Masters of Mystery: Blood of Betrayal is a hidden-object game wrapped around a romantic police procedural. You follow Chase from scene to scene, searching for items on a list of clues. Find all the clues, and you’ll unlock the next scene. You’ll also take some trips to the city crime lab, where you’ll play minigames to match license plate numbers or reassemble shredded papers. As you play, Carrie gets to know her handsome partner better, worries about some long-standing abandonment issues, and solves the case.
Murder was the case.
Blood of Betrayal has a “timed” mode and a “relaxed” mode, but it’s easy on either setting. Each scene gives you plenty of time to find all the objects on your list, and the realistic look avoids the eyeball-popping confusion of more challenging hidden object games. There’s no scoring system to worry about, and you can hit the hint button as often as you like. The game is built to help you succeed.
Hardcore gamers might want more of a challenge, but the low difficulty works well with the story. Searching the scene immerses you in the game, especially when you use tools like a flashlight or ultraviolet light to reveal clues that you can’t see in the normal view. Chase’s reactions to the more important clues add new information, so even though you’re just following the game’s cues, your contribution moves the story forward.

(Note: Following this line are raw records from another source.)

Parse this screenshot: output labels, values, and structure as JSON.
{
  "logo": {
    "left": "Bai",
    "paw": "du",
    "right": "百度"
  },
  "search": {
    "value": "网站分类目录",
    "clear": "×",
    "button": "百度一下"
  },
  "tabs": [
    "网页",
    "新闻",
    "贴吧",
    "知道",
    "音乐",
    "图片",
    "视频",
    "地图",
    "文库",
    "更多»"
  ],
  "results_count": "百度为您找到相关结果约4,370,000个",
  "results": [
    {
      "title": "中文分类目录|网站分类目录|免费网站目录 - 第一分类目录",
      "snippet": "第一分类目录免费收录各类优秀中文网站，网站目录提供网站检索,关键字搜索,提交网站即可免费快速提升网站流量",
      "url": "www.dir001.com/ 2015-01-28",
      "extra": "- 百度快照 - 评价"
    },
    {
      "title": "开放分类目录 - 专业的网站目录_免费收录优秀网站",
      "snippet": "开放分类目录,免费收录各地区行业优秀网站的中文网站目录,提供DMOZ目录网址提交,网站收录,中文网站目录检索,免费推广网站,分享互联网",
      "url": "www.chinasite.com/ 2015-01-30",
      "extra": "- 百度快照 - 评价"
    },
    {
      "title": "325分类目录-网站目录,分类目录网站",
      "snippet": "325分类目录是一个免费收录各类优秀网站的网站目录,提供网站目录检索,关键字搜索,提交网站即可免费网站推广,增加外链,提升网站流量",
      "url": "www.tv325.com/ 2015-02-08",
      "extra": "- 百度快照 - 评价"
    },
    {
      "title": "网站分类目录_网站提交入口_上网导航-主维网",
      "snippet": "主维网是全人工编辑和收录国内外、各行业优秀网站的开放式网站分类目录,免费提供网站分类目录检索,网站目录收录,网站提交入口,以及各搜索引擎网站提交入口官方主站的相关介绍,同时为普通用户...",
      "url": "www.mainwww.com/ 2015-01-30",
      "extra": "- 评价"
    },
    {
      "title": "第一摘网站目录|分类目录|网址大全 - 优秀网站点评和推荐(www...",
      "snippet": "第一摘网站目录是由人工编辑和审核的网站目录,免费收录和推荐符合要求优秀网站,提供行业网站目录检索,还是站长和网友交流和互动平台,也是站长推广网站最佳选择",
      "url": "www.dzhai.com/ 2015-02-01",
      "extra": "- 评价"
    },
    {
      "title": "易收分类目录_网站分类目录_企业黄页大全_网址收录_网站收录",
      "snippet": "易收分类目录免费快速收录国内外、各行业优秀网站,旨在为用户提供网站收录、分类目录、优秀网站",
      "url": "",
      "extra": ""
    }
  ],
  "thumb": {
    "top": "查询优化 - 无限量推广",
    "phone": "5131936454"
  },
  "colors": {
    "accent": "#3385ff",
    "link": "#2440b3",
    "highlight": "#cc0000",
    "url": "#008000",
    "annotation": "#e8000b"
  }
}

As for the story itself, it’s typical for the genre. The plot has a few twists, and the dialogue has a lot of cliches. The characters are likable and the voice acting is competent. The ending is a little disappointing– it’s rushed, with too much talking and not enough peril– but we enjoyed the events that led up to it.

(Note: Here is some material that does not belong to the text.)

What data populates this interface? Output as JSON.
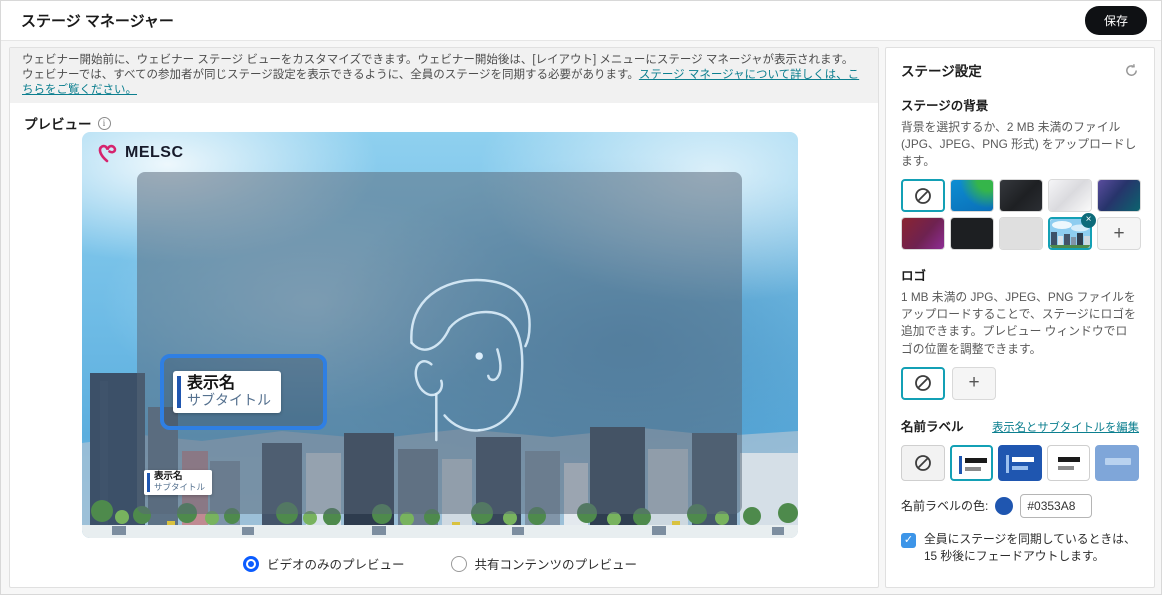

What’s interesting about Blood of Betrayal is that playing it is less like playing a video game and more like sitting down to read a book or watch an episode of a television show. Some of that is the genre and the plot, which would fit neatly into an episode of Bones or a Patricia Cornwell novel. But if you think of this game as a television show, then the interactive elements are there to keep your attention while the story unfolds — and isn’t that something television networks are now trying to do with their own ‘second screen’ apps for popular shows?

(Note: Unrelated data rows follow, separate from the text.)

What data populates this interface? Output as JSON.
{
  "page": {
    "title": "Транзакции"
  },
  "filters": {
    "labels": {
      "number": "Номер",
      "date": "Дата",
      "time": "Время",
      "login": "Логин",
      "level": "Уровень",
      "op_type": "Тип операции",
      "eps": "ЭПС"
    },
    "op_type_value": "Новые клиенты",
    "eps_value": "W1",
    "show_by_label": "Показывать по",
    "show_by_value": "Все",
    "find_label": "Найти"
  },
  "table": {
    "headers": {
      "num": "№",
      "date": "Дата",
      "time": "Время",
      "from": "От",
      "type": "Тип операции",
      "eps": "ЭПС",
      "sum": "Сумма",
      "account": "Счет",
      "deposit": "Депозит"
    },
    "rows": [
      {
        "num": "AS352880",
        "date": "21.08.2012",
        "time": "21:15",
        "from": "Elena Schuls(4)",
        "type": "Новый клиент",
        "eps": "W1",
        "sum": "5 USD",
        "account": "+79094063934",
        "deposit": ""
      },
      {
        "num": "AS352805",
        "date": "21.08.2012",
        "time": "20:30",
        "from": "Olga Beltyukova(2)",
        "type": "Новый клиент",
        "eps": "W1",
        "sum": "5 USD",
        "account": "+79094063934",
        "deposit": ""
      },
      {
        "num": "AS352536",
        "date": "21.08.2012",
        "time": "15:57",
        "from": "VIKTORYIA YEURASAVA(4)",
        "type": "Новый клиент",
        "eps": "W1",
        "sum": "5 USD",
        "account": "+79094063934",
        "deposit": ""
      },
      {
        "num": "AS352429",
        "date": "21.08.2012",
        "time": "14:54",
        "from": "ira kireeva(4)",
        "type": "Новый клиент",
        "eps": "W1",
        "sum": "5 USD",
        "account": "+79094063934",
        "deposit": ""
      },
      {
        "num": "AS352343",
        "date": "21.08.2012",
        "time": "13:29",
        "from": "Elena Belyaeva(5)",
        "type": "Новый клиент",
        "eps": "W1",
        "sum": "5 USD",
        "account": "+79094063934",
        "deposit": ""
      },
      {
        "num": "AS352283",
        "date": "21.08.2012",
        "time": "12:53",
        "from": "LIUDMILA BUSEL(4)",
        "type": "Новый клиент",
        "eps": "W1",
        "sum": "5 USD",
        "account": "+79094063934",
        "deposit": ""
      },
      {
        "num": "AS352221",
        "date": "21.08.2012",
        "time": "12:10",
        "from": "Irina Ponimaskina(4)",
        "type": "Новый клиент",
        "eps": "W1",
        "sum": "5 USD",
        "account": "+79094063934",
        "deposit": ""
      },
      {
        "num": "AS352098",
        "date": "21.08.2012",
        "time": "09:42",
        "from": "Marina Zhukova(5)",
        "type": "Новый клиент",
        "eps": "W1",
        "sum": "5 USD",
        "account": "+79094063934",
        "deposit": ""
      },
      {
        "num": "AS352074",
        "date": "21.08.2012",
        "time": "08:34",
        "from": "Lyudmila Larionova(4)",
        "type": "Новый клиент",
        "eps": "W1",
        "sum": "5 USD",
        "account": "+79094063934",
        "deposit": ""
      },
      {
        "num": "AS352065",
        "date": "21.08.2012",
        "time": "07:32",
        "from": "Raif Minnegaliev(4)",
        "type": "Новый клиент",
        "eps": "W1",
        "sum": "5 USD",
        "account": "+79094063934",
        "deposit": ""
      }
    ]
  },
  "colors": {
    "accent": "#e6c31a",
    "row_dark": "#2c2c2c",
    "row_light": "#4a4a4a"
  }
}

Masters of Mystery: Blood of Betrayal is a good hidden object game, but it’s not a classic. The $4.99 price tag for unlocking the full game would be equally well spent buying a mystery novel or some television episodes on iTunes. But with novels, television drama, and games drawing ever closer together and being consumed on the same devices, you have to wonder: Are we reaching a point where these three formats are starting to blend? Is the interactive novel or television show finally starting to emerge as its own art form?